▶ **What you should do**
Go through the data below and copy each line where the word "true" occurs.
%%
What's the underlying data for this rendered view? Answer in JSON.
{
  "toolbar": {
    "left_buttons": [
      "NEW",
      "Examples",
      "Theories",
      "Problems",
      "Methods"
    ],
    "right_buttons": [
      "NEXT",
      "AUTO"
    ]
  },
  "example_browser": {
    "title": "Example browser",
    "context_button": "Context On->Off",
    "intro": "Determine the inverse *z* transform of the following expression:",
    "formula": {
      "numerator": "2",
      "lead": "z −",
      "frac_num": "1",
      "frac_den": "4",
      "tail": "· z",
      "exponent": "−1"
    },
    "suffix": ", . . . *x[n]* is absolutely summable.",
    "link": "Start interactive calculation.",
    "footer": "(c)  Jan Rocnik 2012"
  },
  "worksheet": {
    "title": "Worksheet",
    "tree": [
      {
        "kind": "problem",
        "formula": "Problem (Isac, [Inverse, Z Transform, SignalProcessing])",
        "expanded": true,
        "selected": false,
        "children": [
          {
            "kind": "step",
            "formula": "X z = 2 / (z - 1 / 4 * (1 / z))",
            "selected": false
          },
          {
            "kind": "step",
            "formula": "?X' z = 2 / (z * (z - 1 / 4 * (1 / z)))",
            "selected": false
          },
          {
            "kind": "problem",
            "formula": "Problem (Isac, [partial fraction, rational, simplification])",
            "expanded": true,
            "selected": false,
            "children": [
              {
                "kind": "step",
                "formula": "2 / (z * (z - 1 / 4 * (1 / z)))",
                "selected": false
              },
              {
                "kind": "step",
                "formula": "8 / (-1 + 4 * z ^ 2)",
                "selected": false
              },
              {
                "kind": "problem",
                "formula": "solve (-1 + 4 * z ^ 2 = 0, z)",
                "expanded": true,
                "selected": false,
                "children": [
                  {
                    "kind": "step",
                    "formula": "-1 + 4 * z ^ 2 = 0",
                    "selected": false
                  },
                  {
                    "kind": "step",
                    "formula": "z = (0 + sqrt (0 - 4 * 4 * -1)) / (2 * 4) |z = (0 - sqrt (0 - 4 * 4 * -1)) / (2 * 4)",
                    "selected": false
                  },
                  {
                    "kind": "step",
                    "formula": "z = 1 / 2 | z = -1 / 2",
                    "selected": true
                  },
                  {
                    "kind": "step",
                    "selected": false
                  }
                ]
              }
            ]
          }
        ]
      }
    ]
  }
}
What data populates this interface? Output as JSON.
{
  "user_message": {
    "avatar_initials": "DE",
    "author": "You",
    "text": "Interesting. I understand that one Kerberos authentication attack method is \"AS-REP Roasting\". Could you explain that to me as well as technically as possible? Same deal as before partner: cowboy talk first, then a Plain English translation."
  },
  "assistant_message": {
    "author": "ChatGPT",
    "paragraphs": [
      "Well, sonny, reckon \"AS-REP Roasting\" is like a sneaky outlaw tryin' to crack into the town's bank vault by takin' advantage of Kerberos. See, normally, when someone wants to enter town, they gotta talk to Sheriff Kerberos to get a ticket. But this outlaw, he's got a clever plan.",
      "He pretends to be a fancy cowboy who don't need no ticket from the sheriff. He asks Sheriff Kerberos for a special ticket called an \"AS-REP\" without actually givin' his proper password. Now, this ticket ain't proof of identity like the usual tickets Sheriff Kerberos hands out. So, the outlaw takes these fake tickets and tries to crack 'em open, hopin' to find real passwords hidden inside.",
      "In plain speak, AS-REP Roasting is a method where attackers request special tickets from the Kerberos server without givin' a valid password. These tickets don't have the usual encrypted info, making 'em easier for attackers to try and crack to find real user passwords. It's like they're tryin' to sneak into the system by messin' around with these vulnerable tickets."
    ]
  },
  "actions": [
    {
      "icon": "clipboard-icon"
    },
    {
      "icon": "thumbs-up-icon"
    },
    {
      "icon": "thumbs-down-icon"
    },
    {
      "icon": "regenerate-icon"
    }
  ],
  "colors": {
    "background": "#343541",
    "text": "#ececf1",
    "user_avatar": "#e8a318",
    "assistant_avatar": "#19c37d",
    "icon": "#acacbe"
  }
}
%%
▶ **Final answer**
        "expanded": true,
            "expanded": true,
                "expanded": true,
                    "selected": true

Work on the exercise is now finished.